I haven’t experimented with collage work in awhile. Now that I am writing poetry rather comfortably and adventurously again, the urge to tinker with visual media has substantially diminished. Though not disappeared. I’ve got a stack of magazines and a folder full of clippings and other trinkets ready next time the mood strikes.
What I like most about collaging—and why I look forward to returning to it when the time comes—has to do with limits. With the necessary restrictions placed on my creativity when I am forced to choose images from, say, three unfamiliar and unrelated magazines. (A restriction I happily place on myself.) When I enter into a creative project with no preconceptions. Without the interference of intellect or attitude. Absent the vaguest notion of what I should make (which is often, for me, a creativity killer). I am energized by the materials before me. From a small stack of unlikely images rises a tremendous sense of possibility. A thrill. A fresh and unbridled desire to discover, to make, to play. It is for those reasons that I’ve come to view collage work as an indispensable exercise for yanking me out of a creative rut.
But all of this has also got me thinking about the impact of limits on our creativity. How being able to make whatever we want however and whenever we want it isn’t necessarily a formula for success. And how the limits of our materials, our environment, and even our abilities can represent some of our greatest creative advantages. Here are some thoughts:
Limits are a gateway to possibility.
I could never engage in a discussion about creative limits without consulting Rollo May, who, of course, has written extensively on the subject. (Those of you who’ve been around this blog long enough know how very much I admire Dr. May.) And as I dug through The Courage to Create trying to refresh my memory on his thinking about limits, I got a strong sense this is a book to which I should return very soon.

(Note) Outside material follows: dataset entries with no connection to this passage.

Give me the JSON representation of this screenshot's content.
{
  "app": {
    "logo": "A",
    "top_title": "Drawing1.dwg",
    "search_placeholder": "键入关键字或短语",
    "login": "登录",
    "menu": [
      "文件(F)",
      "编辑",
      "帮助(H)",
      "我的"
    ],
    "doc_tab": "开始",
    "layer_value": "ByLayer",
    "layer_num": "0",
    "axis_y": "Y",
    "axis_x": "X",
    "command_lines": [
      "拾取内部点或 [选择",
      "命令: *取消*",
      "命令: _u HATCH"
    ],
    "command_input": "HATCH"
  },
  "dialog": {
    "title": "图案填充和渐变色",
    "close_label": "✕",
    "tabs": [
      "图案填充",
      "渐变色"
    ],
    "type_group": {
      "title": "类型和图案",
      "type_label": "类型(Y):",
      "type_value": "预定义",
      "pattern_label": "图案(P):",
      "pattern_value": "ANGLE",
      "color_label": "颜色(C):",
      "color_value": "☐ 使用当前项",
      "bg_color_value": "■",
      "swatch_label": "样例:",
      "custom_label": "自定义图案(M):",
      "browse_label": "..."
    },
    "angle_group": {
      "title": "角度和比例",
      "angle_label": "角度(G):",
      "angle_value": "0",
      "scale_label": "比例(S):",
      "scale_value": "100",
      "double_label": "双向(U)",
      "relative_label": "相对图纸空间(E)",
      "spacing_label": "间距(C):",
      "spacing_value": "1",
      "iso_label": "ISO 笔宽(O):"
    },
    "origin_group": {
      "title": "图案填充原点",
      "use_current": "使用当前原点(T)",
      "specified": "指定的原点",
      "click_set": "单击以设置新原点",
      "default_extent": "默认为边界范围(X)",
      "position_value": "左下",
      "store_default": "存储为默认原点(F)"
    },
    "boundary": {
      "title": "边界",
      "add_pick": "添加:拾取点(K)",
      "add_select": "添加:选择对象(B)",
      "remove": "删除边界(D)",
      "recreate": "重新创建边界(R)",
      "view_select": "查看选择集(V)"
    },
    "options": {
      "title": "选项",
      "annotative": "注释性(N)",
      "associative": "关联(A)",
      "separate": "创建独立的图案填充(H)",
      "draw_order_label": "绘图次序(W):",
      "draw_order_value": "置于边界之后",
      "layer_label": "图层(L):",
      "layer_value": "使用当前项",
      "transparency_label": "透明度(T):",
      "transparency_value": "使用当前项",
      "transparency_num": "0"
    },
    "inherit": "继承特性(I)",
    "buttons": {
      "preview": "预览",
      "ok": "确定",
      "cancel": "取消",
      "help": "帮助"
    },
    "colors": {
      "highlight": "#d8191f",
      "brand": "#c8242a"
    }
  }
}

Creativity arises out of the tension between spontaneity and limitations, the latter (like the river banks) forcing the spontaneity into the various forms which are essential to the work of art or poem. – Rollo May
I find I often have an exceedingly difficult time creating from a preconceived idea. From a should. From a tightly defined concept of what I think will satisfy my desire for beauty, for aestheticization, or self-expression.
Rather, my inner experience tells me that I am at my best when my concept is loose and my drive to create—my sense of possibility—is high. When I am drawing inspiration from my environment, from my materials, from the moment. When I’m asking myself, Ooooh, what can I make with THAT?! I am excited. I am playful. My mind is sharp and energetic—and moving in a million competing directions. That wild and wonderful proliferation of ideas that yields a kind of ecstasy in itself. And is, for me, a vital dimension of creativity. Without that infusion of life, my imagination does not roam freely. I do not work as intuitively. And the result lacks in both depth and momentum.
In creative endeavors the imagination operates in juxtaposition with form. When these endeavors are successful, it is because imagination infuses form with its own vitality. – Rollo May
Limits can change our perspective.
If I am stuck at the outset of a poem (or anywhere in the middle), I’ll search for new and different words. (Fellow writers, I am certain, understand that we often fall prey to our obsessions, those words and images that come to us automatically and that we return to again and again and from which we are best suited to find alternatives.) And I’ll look only in what’s around me. In a book or an article I’m reading. In poem, story, or song titles. In quotes or lyrics. Even on social media. And I recombine them for a line or two. Or a stanza. Until I’ve created an image or series of images that surprises even me. Often, all it takes to get my imagination working in exciting and novel directions is to be forced out of my normal.
Limits can force us to become masters of our craft.
Or close to it, anyway. I, for example, tend to be a very visual thinker. All of my poetry is composed of images, or scenes, that I experience in my mind first and then attempt to articulate (Psychedelic poems like Seven Road and Sandman Express are especially vivid). And there are moments in which I yearn to be able to draw or paint or otherwise visually express the images that have taken root in my mind. But writing is my talent. And I can’t even draw a stick figure without a ruler. So I employ visual imagery. I play with color, texture, size, dimension, movement. I work within the limits of my skill set and so continually hone my talents. Stretch the limits of my imagination and test my ability to use language in interesting and novel ways. It is true I am no master (yet), but if I could do it all—if I were full of unlimited potential in all directions—then I would most assuredly be a very dissatisfied master of none.
…and it goes great with tequila. A fantastic photo of my new chapbook, Seven Road & Other Poems, from the artist who helped bring that creative vision to life, Colorado native, T. Blake.